For my bachelor party, we paid $750 a night for a cabin. If you were the type of person with a cabin (which a ton of people in Minnesota have), that could be $10,000 of tax-free income if you limited the amount of time you rented out your vacation home to 14 days.
The family that owns the mansion where the Bachelor and Bachelorette are shot gets this type of deal twice a year. Shooting in LA is usually only 2 weeks before the production is on the road and doing destination travel. They must make a killing. If it was under 14 days of rental in total that is a ton of tax free money. I’d happily give up my primary home for location shoots several times a year. So many creative ways to get tax free money.
Does the IRS count the actual days of an Airbnb reservation or the number of nights stayed? Example: Most of my rentals in 2018 were people checking in Friday evening and checking out Sunday morning. Airbnb always uses the language of 2 nights, not 3 days.
This is a pretty interesting idea – renting your home out for 14 days or less to get tax free income – and then fully funding your Roth IRA with the income. Love hacking your way to a fully funded Roth IRA with side income!
My brother just mentioned the Master’s rule to me last night, that he and his wife were going to cap their Airbnb rentals at 14 days this year to just get the tax free income, and so they didn’t have to worry about claiming it on taxes. They rented their house out during the Final Four – and a couple of other big events this year and made some decent money.
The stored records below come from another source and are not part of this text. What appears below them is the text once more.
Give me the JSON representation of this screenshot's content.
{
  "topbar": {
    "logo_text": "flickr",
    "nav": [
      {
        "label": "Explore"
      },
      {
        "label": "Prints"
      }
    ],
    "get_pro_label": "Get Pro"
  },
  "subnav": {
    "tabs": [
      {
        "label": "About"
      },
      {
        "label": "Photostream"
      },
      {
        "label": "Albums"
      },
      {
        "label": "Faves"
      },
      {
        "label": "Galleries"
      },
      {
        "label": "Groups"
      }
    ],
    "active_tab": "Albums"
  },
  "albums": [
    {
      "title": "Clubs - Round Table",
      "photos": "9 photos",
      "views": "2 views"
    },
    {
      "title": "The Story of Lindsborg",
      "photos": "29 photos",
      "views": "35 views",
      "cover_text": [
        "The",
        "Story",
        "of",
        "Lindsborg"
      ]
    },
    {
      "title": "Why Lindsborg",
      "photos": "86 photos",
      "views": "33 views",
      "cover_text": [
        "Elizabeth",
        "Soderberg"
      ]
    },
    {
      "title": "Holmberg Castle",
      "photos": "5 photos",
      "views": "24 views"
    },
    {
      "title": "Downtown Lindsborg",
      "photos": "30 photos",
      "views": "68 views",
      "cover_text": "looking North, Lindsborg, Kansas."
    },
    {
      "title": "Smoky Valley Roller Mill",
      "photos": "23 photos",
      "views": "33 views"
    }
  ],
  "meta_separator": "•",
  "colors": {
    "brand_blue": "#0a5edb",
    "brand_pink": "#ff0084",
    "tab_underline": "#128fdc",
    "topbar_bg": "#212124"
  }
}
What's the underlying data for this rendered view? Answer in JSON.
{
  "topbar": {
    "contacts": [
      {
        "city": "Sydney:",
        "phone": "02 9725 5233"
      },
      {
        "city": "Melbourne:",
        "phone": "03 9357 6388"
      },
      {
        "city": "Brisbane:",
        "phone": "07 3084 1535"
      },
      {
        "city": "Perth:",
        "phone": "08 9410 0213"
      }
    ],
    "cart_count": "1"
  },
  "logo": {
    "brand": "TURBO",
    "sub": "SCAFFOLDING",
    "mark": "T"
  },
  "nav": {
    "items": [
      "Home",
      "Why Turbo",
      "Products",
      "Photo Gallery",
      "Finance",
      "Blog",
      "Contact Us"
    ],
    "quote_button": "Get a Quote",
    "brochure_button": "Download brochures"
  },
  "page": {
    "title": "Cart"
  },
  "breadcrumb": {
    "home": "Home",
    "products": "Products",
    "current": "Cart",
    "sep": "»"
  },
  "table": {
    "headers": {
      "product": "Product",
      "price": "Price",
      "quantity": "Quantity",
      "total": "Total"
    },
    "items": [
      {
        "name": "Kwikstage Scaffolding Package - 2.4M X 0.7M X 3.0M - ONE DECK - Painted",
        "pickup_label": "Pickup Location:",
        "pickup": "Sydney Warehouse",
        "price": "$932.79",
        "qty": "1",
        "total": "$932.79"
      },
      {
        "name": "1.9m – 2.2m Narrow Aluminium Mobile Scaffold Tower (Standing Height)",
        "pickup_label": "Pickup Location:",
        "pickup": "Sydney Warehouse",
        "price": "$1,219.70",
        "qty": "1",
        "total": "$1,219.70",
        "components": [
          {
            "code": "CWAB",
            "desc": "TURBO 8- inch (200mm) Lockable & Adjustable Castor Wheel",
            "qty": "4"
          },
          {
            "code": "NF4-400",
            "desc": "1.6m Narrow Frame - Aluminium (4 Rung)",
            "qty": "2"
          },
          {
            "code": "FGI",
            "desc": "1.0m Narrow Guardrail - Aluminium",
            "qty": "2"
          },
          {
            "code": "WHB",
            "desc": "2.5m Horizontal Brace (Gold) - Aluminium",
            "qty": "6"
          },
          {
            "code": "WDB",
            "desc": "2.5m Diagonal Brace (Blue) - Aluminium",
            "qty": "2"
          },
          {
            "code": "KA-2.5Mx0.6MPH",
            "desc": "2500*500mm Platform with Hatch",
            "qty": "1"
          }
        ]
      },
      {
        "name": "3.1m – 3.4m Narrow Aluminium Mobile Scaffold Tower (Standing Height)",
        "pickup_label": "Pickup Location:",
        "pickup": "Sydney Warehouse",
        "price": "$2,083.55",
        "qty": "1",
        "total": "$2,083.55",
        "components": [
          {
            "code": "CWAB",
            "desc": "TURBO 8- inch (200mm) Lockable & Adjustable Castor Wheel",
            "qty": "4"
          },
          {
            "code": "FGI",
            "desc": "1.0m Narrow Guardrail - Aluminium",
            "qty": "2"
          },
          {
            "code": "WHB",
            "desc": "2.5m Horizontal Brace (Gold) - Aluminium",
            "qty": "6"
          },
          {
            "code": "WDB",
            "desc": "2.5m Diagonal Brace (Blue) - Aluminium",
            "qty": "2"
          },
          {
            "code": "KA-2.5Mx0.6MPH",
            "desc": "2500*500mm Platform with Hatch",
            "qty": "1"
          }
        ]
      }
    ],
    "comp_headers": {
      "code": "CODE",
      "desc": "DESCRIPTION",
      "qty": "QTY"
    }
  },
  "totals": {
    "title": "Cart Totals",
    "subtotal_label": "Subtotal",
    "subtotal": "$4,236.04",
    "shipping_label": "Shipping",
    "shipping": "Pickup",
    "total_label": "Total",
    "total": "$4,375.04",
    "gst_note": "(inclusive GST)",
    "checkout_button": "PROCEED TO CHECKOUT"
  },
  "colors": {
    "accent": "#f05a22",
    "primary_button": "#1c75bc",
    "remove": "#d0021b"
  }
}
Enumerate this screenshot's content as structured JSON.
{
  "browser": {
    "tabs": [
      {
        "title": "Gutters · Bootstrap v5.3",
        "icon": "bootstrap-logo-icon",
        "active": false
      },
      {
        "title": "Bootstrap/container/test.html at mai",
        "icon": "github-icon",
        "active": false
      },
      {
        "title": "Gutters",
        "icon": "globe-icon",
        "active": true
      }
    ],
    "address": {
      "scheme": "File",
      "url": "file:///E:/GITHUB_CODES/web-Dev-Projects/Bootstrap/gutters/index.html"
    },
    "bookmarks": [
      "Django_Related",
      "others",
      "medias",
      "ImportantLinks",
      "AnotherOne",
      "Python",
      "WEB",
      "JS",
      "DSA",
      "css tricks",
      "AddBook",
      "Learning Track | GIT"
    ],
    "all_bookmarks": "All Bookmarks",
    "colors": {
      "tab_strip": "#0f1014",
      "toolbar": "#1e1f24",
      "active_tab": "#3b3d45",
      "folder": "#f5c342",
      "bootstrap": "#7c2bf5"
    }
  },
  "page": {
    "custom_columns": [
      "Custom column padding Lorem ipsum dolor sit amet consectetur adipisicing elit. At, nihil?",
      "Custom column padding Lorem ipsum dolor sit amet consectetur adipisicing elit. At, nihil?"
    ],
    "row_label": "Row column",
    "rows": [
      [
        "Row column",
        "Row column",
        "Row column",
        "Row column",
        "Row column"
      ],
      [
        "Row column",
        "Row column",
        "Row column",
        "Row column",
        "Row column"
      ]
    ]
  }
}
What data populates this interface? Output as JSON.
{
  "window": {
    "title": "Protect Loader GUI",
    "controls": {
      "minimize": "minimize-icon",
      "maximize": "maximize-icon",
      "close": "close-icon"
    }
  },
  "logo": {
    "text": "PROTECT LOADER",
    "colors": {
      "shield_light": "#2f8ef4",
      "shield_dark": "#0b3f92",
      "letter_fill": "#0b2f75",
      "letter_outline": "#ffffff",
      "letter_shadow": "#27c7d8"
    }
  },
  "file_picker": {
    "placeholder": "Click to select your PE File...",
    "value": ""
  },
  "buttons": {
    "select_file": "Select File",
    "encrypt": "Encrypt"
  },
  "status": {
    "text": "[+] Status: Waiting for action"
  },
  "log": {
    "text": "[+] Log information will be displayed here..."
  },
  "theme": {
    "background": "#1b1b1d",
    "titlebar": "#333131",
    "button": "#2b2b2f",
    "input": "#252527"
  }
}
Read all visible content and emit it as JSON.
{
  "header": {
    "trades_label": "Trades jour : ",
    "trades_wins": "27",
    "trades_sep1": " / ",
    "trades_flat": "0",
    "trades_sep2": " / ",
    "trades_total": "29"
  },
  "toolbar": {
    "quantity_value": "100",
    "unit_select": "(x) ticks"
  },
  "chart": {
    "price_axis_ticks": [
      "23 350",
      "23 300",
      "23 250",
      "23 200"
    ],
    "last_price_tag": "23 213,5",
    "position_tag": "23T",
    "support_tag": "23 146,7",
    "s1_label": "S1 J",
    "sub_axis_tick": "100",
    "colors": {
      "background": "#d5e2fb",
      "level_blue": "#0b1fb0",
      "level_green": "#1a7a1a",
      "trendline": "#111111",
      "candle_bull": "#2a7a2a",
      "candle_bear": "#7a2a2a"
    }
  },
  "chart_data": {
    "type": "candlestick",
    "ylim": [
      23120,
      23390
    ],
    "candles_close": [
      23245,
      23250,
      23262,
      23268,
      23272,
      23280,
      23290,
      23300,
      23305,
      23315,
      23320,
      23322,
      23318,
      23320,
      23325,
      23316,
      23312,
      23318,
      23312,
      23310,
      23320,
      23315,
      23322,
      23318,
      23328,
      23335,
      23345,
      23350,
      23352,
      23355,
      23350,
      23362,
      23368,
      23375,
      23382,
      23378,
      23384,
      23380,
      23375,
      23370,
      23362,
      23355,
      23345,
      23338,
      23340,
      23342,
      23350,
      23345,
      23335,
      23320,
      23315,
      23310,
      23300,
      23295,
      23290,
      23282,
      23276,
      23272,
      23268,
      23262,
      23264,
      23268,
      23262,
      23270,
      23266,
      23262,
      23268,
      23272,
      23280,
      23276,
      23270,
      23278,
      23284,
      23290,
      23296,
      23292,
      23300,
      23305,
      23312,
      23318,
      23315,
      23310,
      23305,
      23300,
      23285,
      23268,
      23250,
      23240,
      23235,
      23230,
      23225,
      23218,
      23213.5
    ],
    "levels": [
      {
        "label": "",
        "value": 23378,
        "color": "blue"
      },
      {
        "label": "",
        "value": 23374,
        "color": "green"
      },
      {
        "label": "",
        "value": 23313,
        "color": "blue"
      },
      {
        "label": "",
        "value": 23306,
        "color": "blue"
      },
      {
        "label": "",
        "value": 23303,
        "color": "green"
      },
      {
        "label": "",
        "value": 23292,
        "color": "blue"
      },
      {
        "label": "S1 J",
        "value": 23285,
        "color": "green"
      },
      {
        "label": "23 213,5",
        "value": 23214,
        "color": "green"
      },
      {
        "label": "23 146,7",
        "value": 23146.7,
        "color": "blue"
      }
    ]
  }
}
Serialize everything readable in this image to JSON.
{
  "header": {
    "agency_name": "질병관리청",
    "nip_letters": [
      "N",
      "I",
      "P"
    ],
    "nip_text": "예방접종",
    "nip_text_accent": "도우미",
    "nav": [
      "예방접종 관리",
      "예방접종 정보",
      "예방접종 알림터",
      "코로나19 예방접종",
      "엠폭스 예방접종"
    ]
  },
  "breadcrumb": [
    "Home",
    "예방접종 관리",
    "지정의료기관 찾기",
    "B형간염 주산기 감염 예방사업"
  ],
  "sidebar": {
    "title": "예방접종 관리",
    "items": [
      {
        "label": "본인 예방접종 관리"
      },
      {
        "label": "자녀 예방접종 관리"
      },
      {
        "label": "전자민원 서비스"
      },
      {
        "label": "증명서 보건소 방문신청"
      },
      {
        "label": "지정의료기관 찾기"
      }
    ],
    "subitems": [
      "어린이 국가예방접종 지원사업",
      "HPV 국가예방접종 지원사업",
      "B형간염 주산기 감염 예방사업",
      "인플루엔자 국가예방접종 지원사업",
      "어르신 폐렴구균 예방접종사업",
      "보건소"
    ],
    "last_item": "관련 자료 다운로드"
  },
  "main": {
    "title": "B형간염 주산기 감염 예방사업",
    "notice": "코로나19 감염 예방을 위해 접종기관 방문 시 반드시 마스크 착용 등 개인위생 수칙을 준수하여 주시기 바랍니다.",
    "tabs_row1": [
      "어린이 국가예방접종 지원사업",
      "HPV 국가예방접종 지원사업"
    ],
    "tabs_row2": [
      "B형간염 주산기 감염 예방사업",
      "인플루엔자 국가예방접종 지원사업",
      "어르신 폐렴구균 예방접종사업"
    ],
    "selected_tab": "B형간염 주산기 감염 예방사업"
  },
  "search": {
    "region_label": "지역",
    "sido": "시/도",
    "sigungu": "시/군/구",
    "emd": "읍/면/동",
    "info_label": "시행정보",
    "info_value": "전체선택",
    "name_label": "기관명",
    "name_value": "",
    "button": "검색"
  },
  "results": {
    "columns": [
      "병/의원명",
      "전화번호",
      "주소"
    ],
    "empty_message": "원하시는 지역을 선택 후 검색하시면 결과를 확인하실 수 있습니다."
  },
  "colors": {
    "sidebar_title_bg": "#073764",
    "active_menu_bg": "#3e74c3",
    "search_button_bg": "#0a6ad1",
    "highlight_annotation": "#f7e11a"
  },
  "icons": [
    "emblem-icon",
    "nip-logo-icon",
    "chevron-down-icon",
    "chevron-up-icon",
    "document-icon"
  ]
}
The question is – the income is tax free for federal taxes, but what does the state of Minnesota do – do they have a similar rule for state taxes, or are you on the hook for MN taxes?
Financial Panther says
You’re still on the hook for state taxes. It’s just a federal income tax break.